Provided data:
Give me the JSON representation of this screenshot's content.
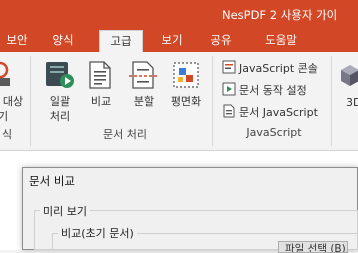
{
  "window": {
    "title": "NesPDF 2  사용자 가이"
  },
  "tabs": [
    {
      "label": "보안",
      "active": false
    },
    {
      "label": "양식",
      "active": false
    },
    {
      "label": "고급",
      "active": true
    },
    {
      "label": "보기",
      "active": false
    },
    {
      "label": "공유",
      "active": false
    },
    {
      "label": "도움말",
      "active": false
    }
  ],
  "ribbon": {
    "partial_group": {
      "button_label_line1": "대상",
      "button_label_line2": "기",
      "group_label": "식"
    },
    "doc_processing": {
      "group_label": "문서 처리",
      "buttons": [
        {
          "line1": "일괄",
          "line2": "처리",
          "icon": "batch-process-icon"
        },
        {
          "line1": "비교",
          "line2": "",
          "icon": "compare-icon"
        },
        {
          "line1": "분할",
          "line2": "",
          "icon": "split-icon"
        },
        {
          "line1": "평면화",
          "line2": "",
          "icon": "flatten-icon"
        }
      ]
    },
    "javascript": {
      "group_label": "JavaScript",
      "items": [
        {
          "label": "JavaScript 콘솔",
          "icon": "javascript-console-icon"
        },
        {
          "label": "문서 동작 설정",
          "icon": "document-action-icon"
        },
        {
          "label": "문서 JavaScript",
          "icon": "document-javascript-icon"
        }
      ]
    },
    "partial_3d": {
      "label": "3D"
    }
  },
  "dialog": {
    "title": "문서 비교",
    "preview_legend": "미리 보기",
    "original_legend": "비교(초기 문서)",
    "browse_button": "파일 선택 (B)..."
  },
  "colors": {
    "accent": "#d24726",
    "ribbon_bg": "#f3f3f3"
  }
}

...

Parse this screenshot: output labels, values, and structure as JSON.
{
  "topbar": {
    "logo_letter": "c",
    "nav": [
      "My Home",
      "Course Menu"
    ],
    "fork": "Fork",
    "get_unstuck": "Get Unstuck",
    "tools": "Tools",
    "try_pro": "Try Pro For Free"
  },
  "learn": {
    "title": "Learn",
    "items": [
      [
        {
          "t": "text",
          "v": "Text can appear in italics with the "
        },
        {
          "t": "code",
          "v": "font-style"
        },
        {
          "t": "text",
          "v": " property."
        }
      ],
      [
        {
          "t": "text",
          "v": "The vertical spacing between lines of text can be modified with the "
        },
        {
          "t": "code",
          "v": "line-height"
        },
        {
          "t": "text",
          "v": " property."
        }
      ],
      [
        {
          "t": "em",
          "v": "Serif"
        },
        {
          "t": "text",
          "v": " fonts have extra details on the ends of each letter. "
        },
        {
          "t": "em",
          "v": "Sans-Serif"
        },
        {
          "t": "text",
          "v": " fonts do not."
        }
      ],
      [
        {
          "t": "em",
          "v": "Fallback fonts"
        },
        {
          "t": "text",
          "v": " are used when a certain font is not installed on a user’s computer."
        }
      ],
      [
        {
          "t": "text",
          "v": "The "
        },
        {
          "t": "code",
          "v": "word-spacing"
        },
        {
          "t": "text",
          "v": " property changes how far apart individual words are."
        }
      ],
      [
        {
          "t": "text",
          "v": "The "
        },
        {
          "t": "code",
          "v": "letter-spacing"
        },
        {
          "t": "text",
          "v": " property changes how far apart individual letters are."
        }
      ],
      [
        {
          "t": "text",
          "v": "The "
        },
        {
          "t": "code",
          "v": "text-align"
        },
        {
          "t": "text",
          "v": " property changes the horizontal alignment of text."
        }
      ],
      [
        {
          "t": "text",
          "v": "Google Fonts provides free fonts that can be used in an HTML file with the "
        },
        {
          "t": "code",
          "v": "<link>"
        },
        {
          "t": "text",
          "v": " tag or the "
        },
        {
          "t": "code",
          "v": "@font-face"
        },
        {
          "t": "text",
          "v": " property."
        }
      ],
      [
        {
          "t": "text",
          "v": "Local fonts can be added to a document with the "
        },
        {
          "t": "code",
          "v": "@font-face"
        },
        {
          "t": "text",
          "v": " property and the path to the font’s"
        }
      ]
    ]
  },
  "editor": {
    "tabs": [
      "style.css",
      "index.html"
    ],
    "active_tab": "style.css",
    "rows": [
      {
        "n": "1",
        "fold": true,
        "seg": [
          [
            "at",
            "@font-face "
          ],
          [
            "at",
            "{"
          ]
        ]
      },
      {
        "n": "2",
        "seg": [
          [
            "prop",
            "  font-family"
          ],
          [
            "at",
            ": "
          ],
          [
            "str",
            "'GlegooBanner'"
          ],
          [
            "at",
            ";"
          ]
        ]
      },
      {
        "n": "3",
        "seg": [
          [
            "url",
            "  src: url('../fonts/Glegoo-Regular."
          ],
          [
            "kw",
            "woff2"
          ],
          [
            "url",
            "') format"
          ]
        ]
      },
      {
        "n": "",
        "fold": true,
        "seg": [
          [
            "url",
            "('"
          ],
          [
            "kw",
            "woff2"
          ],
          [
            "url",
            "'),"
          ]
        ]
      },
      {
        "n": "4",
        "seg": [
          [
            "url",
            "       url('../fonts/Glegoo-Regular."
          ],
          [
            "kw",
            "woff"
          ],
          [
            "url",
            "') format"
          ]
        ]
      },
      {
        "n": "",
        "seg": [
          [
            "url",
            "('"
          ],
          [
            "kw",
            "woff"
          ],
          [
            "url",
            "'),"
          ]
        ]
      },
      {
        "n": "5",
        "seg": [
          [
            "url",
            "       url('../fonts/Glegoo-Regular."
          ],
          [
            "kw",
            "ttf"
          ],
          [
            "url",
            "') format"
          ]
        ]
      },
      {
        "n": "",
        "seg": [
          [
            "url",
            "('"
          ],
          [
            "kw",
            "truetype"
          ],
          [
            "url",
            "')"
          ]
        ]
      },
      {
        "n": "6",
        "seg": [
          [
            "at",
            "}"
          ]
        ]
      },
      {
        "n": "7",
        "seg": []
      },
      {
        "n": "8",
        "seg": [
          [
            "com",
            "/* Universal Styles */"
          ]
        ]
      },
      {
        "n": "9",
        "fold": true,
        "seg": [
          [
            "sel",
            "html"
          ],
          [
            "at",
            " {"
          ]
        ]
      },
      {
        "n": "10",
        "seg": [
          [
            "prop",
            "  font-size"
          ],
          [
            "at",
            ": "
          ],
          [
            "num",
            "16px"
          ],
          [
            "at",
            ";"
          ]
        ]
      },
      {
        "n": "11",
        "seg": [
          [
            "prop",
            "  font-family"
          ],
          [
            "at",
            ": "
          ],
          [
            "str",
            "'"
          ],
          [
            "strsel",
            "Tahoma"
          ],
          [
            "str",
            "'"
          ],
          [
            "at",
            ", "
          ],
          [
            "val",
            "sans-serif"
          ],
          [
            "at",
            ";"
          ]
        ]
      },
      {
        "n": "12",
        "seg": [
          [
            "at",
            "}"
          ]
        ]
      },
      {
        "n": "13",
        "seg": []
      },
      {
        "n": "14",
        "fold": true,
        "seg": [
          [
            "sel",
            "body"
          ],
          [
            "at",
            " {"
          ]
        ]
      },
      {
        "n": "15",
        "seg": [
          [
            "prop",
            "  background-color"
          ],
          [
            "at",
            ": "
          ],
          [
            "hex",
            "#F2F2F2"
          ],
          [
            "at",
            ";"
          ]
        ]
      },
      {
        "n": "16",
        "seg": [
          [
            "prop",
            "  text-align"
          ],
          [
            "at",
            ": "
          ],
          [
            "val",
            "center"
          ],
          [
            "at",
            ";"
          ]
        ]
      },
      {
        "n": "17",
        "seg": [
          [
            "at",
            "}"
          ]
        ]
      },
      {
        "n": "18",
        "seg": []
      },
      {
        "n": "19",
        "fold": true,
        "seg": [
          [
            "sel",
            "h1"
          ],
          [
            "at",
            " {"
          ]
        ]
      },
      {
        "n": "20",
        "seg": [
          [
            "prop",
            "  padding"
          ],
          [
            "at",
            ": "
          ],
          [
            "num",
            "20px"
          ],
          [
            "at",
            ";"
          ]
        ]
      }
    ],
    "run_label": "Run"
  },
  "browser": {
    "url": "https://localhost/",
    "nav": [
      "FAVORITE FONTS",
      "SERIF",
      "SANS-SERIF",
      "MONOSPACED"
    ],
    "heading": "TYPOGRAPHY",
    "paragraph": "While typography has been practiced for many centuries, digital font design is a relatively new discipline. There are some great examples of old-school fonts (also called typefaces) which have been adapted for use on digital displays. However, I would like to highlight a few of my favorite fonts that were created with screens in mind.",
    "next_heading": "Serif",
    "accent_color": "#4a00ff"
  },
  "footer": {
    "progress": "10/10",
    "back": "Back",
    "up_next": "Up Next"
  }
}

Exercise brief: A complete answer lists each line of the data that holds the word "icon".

Exercise solution:
          "icon": "batch-process-icon"
          "icon": "compare-icon"
          "icon": "split-icon"
          "icon": "flatten-icon"
          "icon": "javascript-console-icon"
          "icon": "document-action-icon"
          "icon": "document-javascript-icon"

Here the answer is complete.